▶ **WORK ITEM**:
Quote the data below in full, minus the images.

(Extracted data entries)
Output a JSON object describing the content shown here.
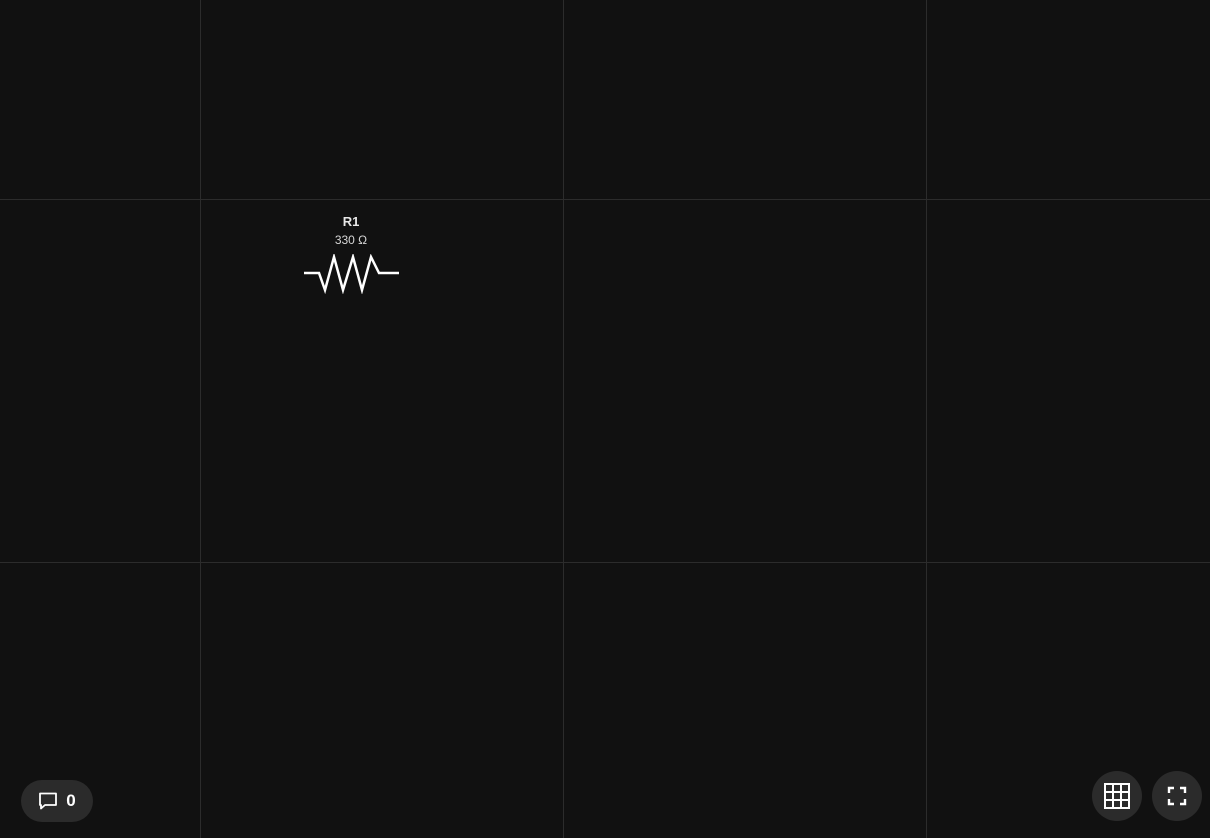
{
  "component": {
    "reference": "R1",
    "value": "330 Ω",
    "type_icon": "resistor-symbol"
  },
  "comments": {
    "count": "0",
    "icon": "comment-icon"
  },
  "controls": {
    "grid_icon": "grid-icon",
    "fullscreen_icon": "fullscreen-icon"
  },
  "colors": {
    "background": "#111111",
    "grid_line": "#2c2c2c",
    "button_bg": "#2b2b2b",
    "symbol": "#ffffff"
  }
}
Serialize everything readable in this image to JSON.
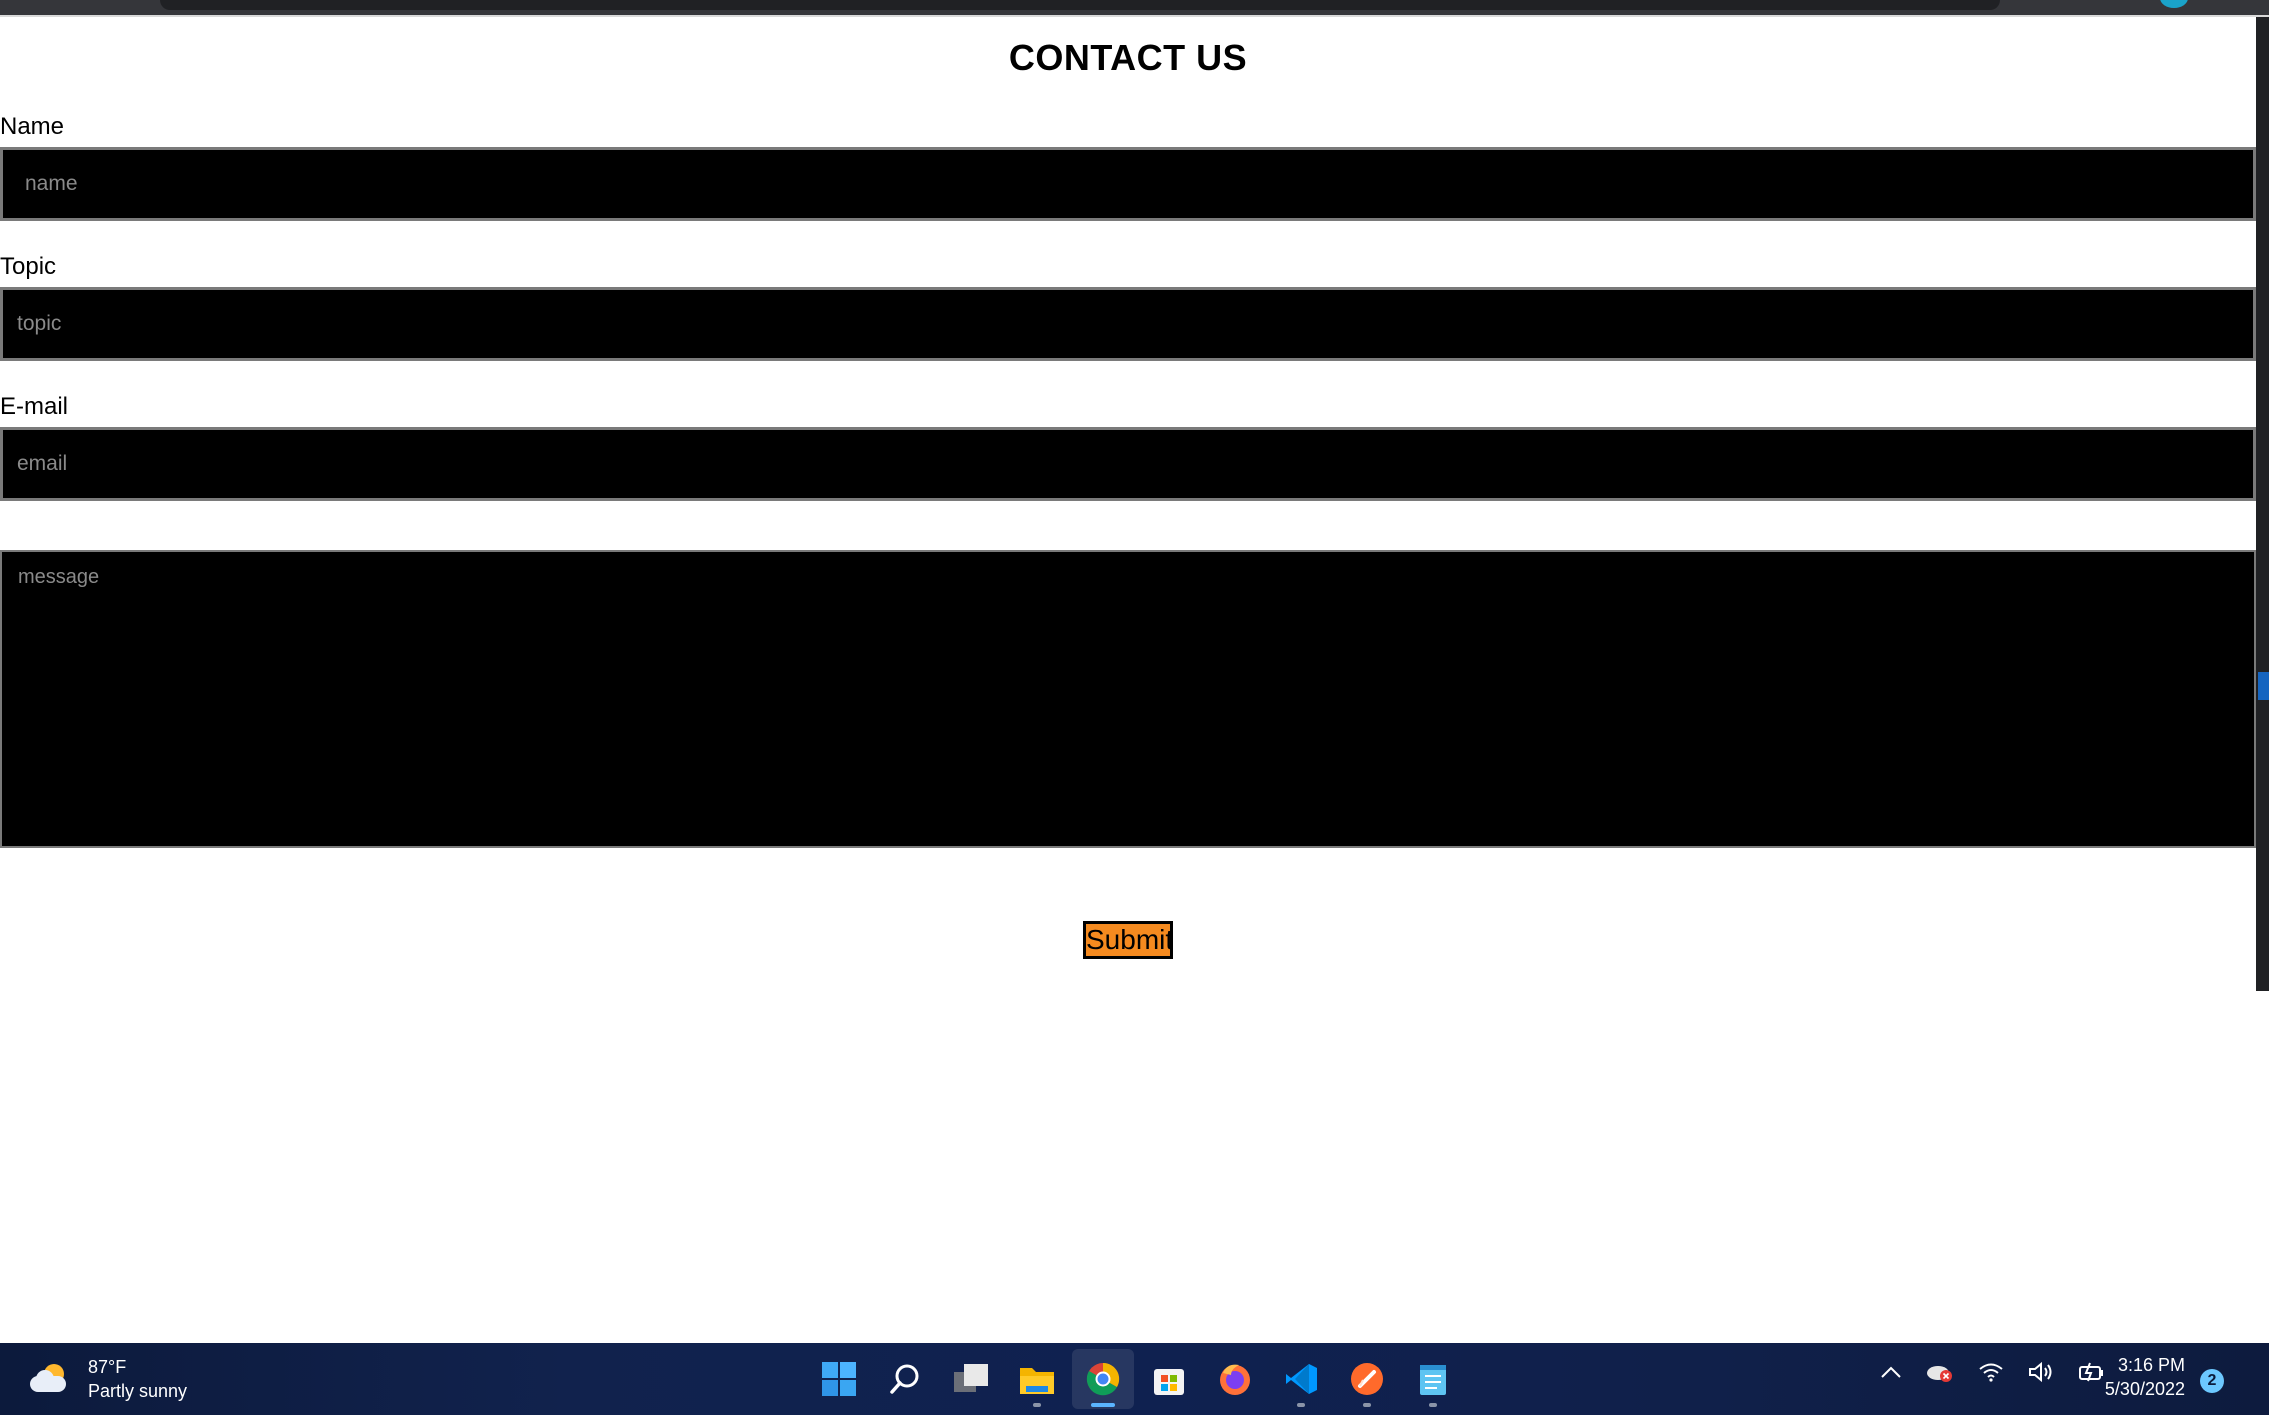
{
  "form": {
    "title": "CONTACT US",
    "name_label": "Name",
    "name_placeholder": "name",
    "topic_label": "Topic",
    "topic_placeholder": "topic",
    "email_label": "E-mail",
    "email_placeholder": "email",
    "message_placeholder": "message",
    "submit_label": "Submit"
  },
  "taskbar": {
    "weather_temp": "87°F",
    "weather_desc": "Partly sunny",
    "apps": [
      "start-icon",
      "search-icon",
      "task-view-icon",
      "file-explorer-icon",
      "chrome-icon",
      "store-icon",
      "firefox-icon",
      "vscode-icon",
      "brave-icon",
      "notepad-icon"
    ],
    "time": "3:16 PM",
    "date": "5/30/2022",
    "notifications": "2"
  },
  "colors": {
    "field_bg": "#000000",
    "submit_bg": "#f58a1f",
    "taskbar_bg": "#0f2150"
  }
}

▶ **COMPLETED TASK**:
Output a JSON object describing the content shown here.
{
  "component": {
    "reference": "R1",
    "value": "330 Ω",
    "type_icon": "resistor-symbol"
  },
  "comments": {
    "count": "0",
    "icon": "comment-icon"
  },
  "controls": {
    "grid_icon": "grid-icon",
    "fullscreen_icon": "fullscreen-icon"
  },
  "colors": {
    "background": "#111111",
    "grid_line": "#2c2c2c",
    "button_bg": "#2b2b2b",
    "symbol": "#ffffff"
  }
}
Serialize everything readable in this image to JSON.
{
  "form": {
    "title": "CONTACT US",
    "name_label": "Name",
    "name_placeholder": "name",
    "topic_label": "Topic",
    "topic_placeholder": "topic",
    "email_label": "E-mail",
    "email_placeholder": "email",
    "message_placeholder": "message",
    "submit_label": "Submit"
  },
  "taskbar": {
    "weather_temp": "87°F",
    "weather_desc": "Partly sunny",
    "apps": [
      "start-icon",
      "search-icon",
      "task-view-icon",
      "file-explorer-icon",
      "chrome-icon",
      "store-icon",
      "firefox-icon",
      "vscode-icon",
      "brave-icon",
      "notepad-icon"
    ],
    "time": "3:16 PM",
    "date": "5/30/2022",
    "notifications": "2"
  },
  "colors": {
    "field_bg": "#000000",
    "submit_bg": "#f58a1f",
    "taskbar_bg": "#0f2150"
  }
}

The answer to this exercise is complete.